> _Problem statement_
For every line in the listing below that contains the word "your", add one to the tally. State the final number and nothing else.
##########
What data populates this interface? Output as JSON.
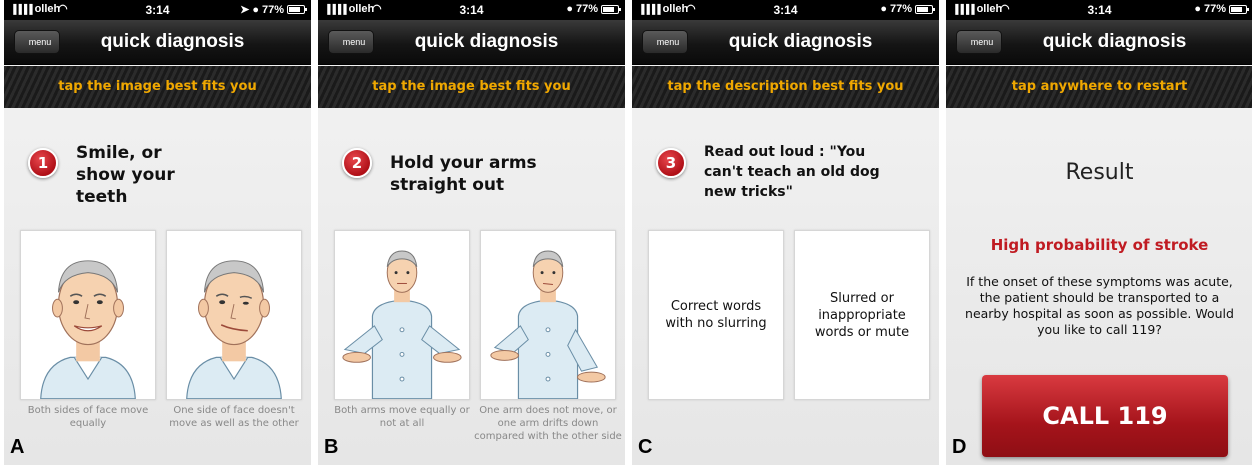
{
  "status_bar": {
    "carrier": "olleh",
    "signal": "▐▐▐▐",
    "wifi": "◠",
    "time": "3:14",
    "location_glyph": "➤",
    "alarm_glyph": "●",
    "battery": "77%"
  },
  "nav": {
    "menu_label": "menu",
    "title": "quick diagnosis"
  },
  "panels": [
    {
      "letter": "A",
      "hint": "tap the image best fits you",
      "step_number": "1",
      "step_text": "Smile, or show your teeth",
      "left_caption": "Both sides of face move equally",
      "right_caption": "One side of face doesn't move as well as the other"
    },
    {
      "letter": "B",
      "hint": "tap the image best fits you",
      "step_number": "2",
      "step_text": "Hold your arms straight out",
      "left_caption": "Both arms move equally or not at all",
      "right_caption": "One arm does not move, or one arm drifts down compared with the other side"
    },
    {
      "letter": "C",
      "hint": "tap the description best fits you",
      "step_number": "3",
      "step_text": "Read out loud : \"You can't teach an old dog new tricks\"",
      "left_card_text": "Correct words with no slurring",
      "right_card_text": "Slurred or inappropriate words or mute"
    },
    {
      "letter": "D",
      "hint": "tap anywhere to restart",
      "result_title": "Result",
      "result_main": "High probability of stroke",
      "result_desc": "If the onset of these symptoms was acute, the patient should be transported to a nearby hospital as soon as possible. Would you like to call 119?",
      "call_button": "CALL 119"
    }
  ],
  "colors": {
    "hint_text": "#f0a800",
    "accent_red": "#c01b22",
    "nav_bg": "#151515"
  }
}
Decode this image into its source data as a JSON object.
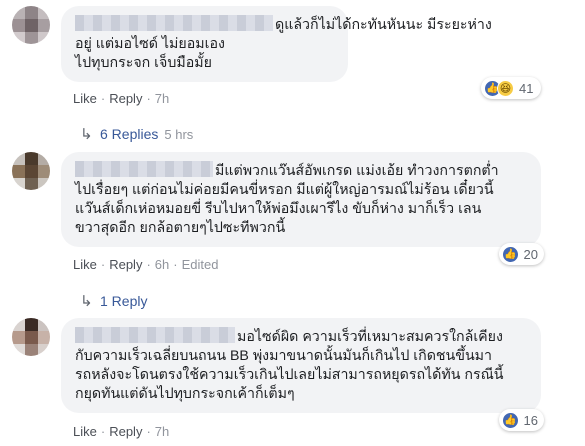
{
  "comments": [
    {
      "lines": [
        "ดูแล้วก็ไม่ได้กะทันหันนะ มีระยะห่าง",
        "อยู่ แต่มอไซด์ ไม่ยอมเอง",
        "ไปทุบกระจก เจ็บมือมั้ย"
      ],
      "like_label": "Like",
      "reply_label": "Reply",
      "time": "7h",
      "edited": "",
      "reaction_count": "41",
      "reaction_icons": [
        "like-icon",
        "haha-icon"
      ],
      "replies_label": "6 Replies",
      "replies_time": "5 hrs"
    },
    {
      "lines": [
        "มีแต่พวกแว๊นส์อัพเกรด แม่งเอ้ย ทำวงการตกต่ำ",
        "ไปเรื่อยๆ แต่ก่อนไม่ค่อยมีคนขี่หรอก มีแต่ผู้ใหญ่อารมณ์ไม่ร้อน เดี๋ยวนี้",
        "แว๊นส์เด็กเห่อหมอยขี่ รีบไปหาให้พ่อมึงเผารึไง ขับก็ห่าง มาก็เร็ว เลน",
        "ขวาสุดอีก ยกล้อตายๆไปซะทีพวกนี้"
      ],
      "like_label": "Like",
      "reply_label": "Reply",
      "time": "6h",
      "edited": "Edited",
      "reaction_count": "20",
      "reaction_icons": [
        "like-icon"
      ],
      "replies_label": "1 Reply",
      "replies_time": ""
    },
    {
      "lines": [
        "มอไซด์ผิด ความเร็วที่เหมาะสมควรใกล้เคียง",
        "กับความเร็วเฉลี่ยบนถนน BB พุ่งมาขนาดนั้นมันก็เกินไป เกิดชนขึ้นมา",
        "รถหลังจะโดนตรงใช้ความเร็วเกินไปเลยไม่สามารถหยุดรถได้ทัน กรณีนี้",
        "กยุดทันแต่ดันไปทุบกระจกเค้าก็เต็มๆ"
      ],
      "like_label": "Like",
      "reply_label": "Reply",
      "time": "7h",
      "edited": "",
      "reaction_count": "16",
      "reaction_icons": [
        "like-icon"
      ],
      "replies_label": "",
      "replies_time": ""
    }
  ],
  "colors": {
    "bubble": "#f2f3f5",
    "link": "#385898",
    "like_blue": "#4267b2",
    "meta": "#616770"
  }
}
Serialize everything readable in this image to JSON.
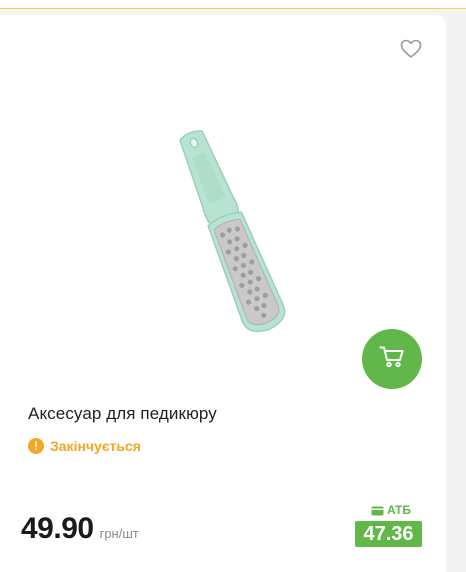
{
  "product": {
    "title": "Аксесуар для педикюру",
    "stock_status": "Закінчується",
    "stock_icon": "warning-icon",
    "price": "49.90",
    "unit": "грн/шт",
    "loyalty_label": "АТБ",
    "loyalty_price": "47.36"
  },
  "icons": {
    "favorite": "heart-outline-icon",
    "cart": "cart-icon",
    "wallet": "wallet-icon"
  },
  "colors": {
    "accent_green": "#61b74a",
    "warning_orange": "#f5a623",
    "top_border_yellow": "#f3d34a"
  }
}
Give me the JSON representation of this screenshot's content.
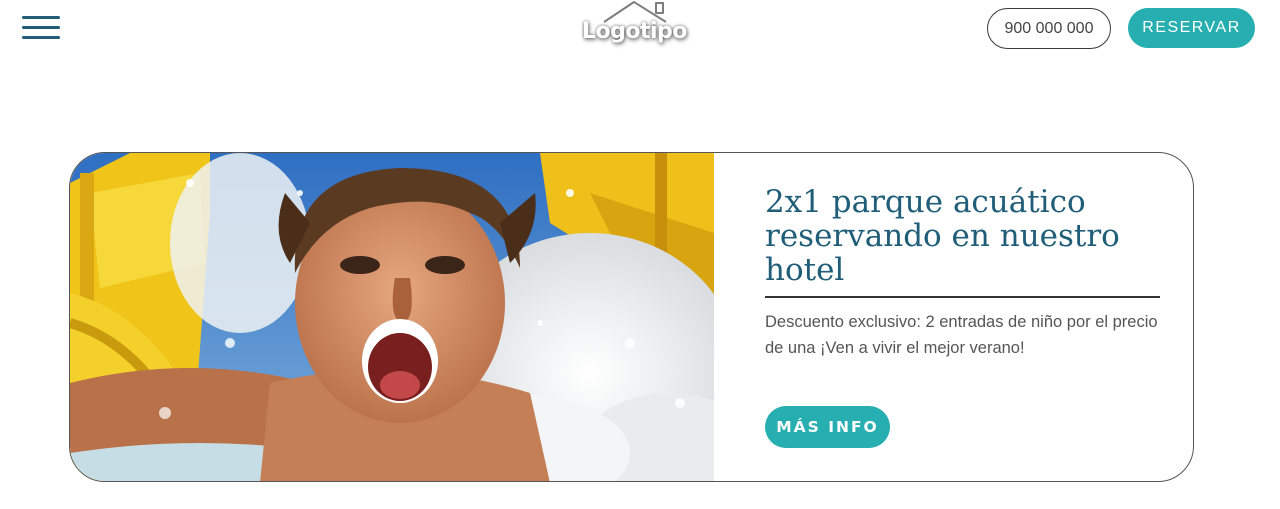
{
  "header": {
    "logo_text": "Logotipo",
    "phone_label": "900 000 000",
    "reserve_label": "RESERVAR"
  },
  "promo": {
    "image_alt": "Niño en un tobogán acuático",
    "title": "2x1 parque acuático reservando en nuestro hotel",
    "description": "Descuento exclusivo: 2 entradas de niño por el precio de una ¡Ven a vivir el mejor verano!",
    "cta_label": "MÁS INFO"
  },
  "colors": {
    "accent": "#27aeb0",
    "brand_dark": "#1f5d78"
  }
}
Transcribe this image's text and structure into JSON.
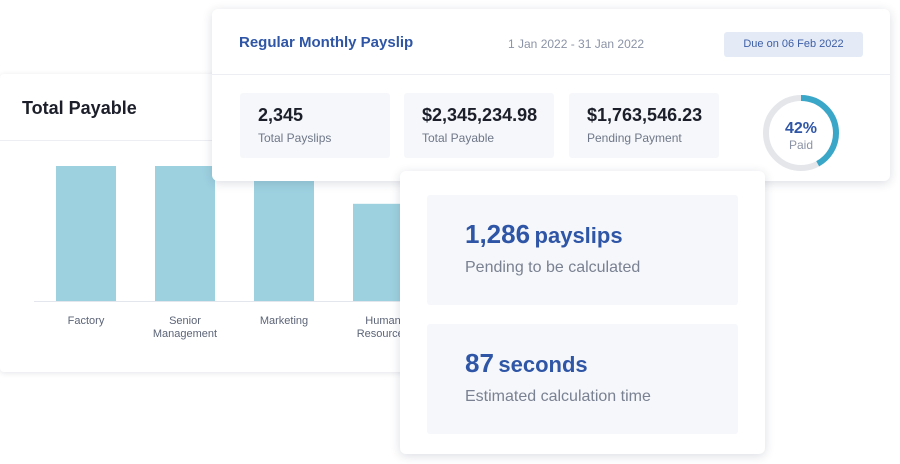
{
  "total_payable": {
    "title": "Total Payable",
    "chart_data": {
      "type": "bar",
      "categories": [
        "Factory",
        "Senior Management",
        "Marketing",
        "Human Resources"
      ],
      "category_lines": [
        [
          "Factory"
        ],
        [
          "Senior",
          "Management"
        ],
        [
          "Marketing"
        ],
        [
          "Human",
          "Resources"
        ]
      ],
      "values": [
        100,
        100,
        89,
        72
      ],
      "ylim": [
        0,
        100
      ],
      "grid": false,
      "bar_color": "#9dd1e0"
    }
  },
  "payslip": {
    "title": "Regular Monthly Payslip",
    "period": "1 Jan 2022 - 31 Jan 2022",
    "due": "Due on 06 Feb 2022",
    "stats": [
      {
        "value": "2,345",
        "label": "Total Payslips"
      },
      {
        "value": "$2,345,234.98",
        "label": "Total Payable"
      },
      {
        "value": "$1,763,546.23",
        "label": "Pending Payment"
      }
    ],
    "paid": {
      "percent": 42,
      "percent_label": "42%",
      "label": "Paid",
      "color": "#3aa7c9",
      "track_color": "#e4e6ea"
    }
  },
  "calculation": {
    "pending": {
      "number": "1,286",
      "unit": "payslips",
      "label": "Pending to be calculated"
    },
    "time": {
      "number": "87",
      "unit": "seconds",
      "label": "Estimated calculation time"
    }
  }
}
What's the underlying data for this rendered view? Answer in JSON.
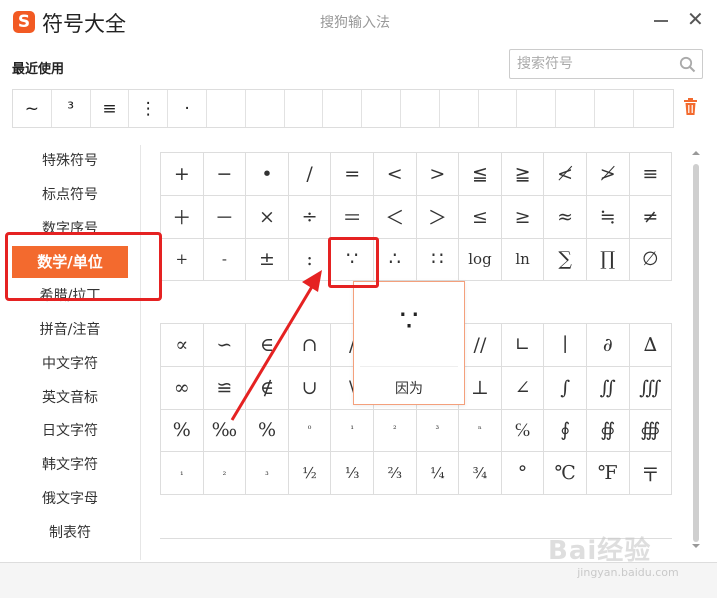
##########
> _Answer section_
2